=== Section Start ===
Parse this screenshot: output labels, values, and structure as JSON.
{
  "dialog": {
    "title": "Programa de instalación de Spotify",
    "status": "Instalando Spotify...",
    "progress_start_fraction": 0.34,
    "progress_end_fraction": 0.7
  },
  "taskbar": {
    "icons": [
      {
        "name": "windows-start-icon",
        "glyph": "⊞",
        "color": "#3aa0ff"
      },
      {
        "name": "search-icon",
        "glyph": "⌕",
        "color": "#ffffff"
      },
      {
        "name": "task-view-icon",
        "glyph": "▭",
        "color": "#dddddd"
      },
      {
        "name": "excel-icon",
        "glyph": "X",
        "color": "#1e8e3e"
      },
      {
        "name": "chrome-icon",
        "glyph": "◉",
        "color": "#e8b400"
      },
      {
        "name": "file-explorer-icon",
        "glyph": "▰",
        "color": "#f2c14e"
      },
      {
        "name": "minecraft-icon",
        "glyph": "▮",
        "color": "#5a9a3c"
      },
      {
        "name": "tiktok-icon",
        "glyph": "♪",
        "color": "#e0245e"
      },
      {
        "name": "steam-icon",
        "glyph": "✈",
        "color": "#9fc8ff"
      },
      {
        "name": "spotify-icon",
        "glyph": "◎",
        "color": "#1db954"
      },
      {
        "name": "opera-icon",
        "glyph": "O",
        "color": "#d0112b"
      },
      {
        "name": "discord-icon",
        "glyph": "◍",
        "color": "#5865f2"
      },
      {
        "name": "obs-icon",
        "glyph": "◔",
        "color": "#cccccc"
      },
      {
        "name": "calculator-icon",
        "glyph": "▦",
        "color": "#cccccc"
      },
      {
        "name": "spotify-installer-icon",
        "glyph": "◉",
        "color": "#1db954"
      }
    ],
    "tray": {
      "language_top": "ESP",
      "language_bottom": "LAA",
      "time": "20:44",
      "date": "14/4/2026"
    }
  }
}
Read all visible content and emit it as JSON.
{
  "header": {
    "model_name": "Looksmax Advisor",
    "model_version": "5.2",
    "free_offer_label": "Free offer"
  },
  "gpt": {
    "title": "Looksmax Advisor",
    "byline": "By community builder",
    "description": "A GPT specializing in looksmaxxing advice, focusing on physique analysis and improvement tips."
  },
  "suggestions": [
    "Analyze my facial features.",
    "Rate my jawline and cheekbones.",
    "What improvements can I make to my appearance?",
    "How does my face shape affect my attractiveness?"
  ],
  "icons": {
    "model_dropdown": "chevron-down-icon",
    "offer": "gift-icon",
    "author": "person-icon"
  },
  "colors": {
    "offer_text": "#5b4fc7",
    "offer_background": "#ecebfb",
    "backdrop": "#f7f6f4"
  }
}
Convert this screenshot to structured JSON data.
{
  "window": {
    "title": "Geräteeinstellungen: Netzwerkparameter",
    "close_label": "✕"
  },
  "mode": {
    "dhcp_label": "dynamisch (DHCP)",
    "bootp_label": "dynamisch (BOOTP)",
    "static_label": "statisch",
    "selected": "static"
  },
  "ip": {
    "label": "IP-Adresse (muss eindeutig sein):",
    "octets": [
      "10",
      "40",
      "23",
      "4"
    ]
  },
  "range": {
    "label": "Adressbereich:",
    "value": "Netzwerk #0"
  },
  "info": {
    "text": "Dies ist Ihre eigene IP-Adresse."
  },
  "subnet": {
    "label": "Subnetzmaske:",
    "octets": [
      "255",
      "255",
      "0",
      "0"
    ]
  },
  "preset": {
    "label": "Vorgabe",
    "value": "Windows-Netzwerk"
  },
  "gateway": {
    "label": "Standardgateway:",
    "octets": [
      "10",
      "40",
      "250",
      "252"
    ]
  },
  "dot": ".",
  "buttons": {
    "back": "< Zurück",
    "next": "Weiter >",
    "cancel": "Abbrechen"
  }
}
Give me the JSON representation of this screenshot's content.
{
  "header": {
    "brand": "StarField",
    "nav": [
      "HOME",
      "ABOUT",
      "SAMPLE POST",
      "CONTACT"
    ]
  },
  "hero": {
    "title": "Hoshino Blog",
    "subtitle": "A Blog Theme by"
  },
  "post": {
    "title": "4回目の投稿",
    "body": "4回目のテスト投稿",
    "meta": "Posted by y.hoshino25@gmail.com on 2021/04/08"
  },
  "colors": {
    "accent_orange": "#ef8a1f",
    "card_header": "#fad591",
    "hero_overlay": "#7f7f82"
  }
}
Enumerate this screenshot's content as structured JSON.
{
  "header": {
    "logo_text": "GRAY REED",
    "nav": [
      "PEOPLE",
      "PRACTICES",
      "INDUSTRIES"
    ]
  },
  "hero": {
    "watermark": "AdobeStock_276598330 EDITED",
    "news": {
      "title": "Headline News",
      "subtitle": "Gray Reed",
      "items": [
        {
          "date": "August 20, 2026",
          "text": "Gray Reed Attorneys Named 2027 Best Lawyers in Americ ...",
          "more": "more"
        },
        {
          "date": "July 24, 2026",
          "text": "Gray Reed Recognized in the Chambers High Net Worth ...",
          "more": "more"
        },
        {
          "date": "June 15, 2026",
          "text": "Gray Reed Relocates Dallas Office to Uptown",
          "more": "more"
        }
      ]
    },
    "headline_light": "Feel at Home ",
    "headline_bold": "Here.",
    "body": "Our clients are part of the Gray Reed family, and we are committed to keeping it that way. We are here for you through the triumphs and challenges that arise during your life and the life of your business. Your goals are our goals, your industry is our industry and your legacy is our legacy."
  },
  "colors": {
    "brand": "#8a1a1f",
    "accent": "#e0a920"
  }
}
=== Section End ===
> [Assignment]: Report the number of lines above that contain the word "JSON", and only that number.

> [Exercise response]: 5